§ **Material provided**:
------------------------------------------------
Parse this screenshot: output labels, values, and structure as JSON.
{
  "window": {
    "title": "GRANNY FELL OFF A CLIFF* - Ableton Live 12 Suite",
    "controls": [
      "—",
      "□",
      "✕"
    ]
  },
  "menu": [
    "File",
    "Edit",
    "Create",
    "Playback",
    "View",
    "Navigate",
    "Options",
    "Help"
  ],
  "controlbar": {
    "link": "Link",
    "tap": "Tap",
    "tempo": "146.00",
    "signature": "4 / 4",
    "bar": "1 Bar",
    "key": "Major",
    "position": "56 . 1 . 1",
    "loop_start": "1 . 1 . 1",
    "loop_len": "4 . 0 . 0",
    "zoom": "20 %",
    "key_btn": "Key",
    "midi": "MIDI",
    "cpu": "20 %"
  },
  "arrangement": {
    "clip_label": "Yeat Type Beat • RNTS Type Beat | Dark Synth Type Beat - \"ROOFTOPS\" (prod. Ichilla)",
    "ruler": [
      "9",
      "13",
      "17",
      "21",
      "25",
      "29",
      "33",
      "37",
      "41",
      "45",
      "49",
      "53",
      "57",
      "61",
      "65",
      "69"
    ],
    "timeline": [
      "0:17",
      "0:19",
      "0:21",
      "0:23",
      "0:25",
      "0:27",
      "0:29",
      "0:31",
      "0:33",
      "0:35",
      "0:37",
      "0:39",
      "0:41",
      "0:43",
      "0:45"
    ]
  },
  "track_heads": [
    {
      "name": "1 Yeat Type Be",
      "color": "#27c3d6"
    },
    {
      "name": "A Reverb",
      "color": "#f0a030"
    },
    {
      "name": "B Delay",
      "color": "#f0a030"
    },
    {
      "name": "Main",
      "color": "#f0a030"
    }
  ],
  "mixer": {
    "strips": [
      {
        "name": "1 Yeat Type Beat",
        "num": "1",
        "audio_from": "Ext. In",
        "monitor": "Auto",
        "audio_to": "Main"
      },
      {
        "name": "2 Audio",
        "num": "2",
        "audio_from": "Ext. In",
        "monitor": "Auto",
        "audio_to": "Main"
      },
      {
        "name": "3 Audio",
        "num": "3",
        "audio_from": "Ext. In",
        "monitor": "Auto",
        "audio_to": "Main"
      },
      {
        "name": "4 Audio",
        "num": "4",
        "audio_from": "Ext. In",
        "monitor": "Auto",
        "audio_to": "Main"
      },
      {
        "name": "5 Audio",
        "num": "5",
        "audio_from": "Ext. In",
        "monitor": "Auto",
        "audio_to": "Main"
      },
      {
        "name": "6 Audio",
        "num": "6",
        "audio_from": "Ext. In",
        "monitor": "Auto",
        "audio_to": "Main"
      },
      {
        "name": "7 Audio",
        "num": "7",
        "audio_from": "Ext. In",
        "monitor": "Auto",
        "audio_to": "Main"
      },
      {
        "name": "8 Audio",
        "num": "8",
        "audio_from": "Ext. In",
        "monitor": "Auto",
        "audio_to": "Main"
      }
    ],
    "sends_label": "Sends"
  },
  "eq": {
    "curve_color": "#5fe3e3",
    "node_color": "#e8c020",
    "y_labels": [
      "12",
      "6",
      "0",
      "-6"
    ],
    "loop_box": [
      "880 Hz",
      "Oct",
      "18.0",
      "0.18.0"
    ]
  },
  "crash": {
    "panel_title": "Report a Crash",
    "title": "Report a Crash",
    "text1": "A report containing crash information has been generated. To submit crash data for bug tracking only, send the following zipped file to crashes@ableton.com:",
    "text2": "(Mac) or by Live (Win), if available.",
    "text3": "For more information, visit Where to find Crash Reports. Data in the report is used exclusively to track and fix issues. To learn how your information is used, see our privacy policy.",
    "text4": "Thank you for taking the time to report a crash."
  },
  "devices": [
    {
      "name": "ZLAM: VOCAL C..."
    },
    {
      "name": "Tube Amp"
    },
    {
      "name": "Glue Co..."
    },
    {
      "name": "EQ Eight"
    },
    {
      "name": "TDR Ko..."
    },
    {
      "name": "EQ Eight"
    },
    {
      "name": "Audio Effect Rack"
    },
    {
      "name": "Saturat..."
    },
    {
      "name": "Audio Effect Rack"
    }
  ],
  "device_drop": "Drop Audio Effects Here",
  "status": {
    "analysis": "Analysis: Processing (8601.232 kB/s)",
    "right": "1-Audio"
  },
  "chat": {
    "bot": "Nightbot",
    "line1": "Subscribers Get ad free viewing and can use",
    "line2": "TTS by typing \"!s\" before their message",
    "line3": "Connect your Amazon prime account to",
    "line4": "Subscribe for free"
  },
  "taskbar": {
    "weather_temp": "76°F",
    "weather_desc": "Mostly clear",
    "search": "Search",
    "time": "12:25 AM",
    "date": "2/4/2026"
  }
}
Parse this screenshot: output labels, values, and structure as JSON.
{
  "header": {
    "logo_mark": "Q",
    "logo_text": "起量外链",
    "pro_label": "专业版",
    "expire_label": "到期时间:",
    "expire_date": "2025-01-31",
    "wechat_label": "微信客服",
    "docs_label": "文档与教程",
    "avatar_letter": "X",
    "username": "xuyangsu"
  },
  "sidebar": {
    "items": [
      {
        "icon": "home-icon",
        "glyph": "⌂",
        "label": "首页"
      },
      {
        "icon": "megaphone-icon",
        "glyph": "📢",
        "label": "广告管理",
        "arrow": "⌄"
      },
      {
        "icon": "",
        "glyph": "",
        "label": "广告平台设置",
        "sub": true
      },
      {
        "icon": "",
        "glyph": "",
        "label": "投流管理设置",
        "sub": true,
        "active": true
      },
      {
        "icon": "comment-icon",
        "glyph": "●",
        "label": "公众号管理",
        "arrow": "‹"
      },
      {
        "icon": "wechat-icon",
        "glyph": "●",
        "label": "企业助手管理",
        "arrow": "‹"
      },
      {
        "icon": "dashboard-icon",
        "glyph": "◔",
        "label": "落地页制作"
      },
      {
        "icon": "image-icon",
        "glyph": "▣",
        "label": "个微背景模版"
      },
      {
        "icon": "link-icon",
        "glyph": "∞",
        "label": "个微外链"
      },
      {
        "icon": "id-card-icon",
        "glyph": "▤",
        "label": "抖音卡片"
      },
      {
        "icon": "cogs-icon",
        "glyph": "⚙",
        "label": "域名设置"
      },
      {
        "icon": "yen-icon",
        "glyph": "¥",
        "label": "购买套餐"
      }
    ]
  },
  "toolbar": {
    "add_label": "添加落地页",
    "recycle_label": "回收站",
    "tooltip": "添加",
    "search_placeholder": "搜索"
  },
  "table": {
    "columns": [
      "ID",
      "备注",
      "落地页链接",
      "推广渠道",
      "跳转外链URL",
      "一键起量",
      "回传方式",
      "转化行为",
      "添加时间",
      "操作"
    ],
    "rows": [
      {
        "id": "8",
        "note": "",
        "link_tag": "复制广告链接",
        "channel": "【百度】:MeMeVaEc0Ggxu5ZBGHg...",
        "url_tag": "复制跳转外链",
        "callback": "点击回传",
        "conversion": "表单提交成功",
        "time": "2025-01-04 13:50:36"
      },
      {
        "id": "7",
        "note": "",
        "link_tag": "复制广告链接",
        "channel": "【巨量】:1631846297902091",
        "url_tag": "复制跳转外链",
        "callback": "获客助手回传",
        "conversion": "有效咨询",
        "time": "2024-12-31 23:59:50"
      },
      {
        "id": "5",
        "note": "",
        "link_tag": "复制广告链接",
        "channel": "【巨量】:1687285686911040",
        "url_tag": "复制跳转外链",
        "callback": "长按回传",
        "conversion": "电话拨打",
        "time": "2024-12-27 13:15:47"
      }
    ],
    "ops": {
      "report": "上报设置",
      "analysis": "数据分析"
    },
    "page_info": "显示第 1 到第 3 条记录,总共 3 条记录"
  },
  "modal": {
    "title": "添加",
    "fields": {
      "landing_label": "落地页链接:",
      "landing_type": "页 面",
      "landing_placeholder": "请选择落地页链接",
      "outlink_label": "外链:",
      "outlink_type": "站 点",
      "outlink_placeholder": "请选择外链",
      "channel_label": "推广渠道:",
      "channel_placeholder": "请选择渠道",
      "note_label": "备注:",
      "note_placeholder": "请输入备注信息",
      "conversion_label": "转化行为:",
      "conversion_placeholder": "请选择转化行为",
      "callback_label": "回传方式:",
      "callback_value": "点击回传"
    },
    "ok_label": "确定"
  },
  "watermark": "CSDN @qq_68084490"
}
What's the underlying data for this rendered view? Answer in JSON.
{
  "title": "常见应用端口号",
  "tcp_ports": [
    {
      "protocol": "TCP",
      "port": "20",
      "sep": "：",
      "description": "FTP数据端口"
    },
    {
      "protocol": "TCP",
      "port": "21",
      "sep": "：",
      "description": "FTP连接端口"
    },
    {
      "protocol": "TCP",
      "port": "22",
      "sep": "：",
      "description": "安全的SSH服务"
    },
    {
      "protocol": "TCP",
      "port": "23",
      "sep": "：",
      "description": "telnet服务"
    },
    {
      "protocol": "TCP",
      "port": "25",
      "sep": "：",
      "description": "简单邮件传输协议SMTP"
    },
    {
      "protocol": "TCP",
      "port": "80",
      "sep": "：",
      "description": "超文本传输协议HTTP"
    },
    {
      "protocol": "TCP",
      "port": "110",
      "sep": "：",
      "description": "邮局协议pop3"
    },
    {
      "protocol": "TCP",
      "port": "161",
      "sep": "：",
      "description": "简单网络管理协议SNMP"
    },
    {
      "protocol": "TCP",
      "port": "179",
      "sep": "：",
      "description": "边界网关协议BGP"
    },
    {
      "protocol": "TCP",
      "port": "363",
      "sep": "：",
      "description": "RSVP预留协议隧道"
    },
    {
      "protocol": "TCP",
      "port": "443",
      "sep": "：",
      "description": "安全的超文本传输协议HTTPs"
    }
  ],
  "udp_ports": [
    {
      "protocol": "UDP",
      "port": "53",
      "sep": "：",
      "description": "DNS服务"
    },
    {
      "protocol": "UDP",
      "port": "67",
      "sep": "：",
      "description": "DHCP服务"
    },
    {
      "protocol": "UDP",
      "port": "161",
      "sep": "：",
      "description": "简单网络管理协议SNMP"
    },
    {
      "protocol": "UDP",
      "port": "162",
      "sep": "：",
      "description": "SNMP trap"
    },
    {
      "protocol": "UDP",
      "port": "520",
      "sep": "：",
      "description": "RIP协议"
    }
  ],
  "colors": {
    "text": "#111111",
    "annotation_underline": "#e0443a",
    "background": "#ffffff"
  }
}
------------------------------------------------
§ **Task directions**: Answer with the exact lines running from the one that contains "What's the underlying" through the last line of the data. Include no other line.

§ **The completed task**:
What's the underlying data for this rendered view? Answer in JSON.
{
  "title": "常见应用端口号",
  "tcp_ports": [
    {
      "protocol": "TCP",
      "port": "20",
      "sep": "：",
      "description": "FTP数据端口"
    },
    {
      "protocol": "TCP",
      "port": "21",
      "sep": "：",
      "description": "FTP连接端口"
    },
    {
      "protocol": "TCP",
      "port": "22",
      "sep": "：",
      "description": "安全的SSH服务"
    },
    {
      "protocol": "TCP",
      "port": "23",
      "sep": "：",
      "description": "telnet服务"
    },
    {
      "protocol": "TCP",
      "port": "25",
      "sep": "：",
      "description": "简单邮件传输协议SMTP"
    },
    {
      "protocol": "TCP",
      "port": "80",
      "sep": "：",
      "description": "超文本传输协议HTTP"
    },
    {
      "protocol": "TCP",
      "port": "110",
      "sep": "：",
      "description": "邮局协议pop3"
    },
    {
      "protocol": "TCP",
      "port": "161",
      "sep": "：",
      "description": "简单网络管理协议SNMP"
    },
    {
      "protocol": "TCP",
      "port": "179",
      "sep": "：",
      "description": "边界网关协议BGP"
    },
    {
      "protocol": "TCP",
      "port": "363",
      "sep": "：",
      "description": "RSVP预留协议隧道"
    },
    {
      "protocol": "TCP",
      "port": "443",
      "sep": "：",
      "description": "安全的超文本传输协议HTTPs"
    }
  ],
  "udp_ports": [
    {
      "protocol": "UDP",
      "port": "53",
      "sep": "：",
      "description": "DNS服务"
    },
    {
      "protocol": "UDP",
      "port": "67",
      "sep": "：",
      "description": "DHCP服务"
    },
    {
      "protocol": "UDP",
      "port": "161",
      "sep": "：",
      "description": "简单网络管理协议SNMP"
    },
    {
      "protocol": "UDP",
      "port": "162",
      "sep": "：",
      "description": "SNMP trap"
    },
    {
      "protocol": "UDP",
      "port": "520",
      "sep": "：",
      "description": "RIP协议"
    }
  ],
  "colors": {
    "text": "#111111",
    "annotation_underline": "#e0443a",
    "background": "#ffffff"
  }
}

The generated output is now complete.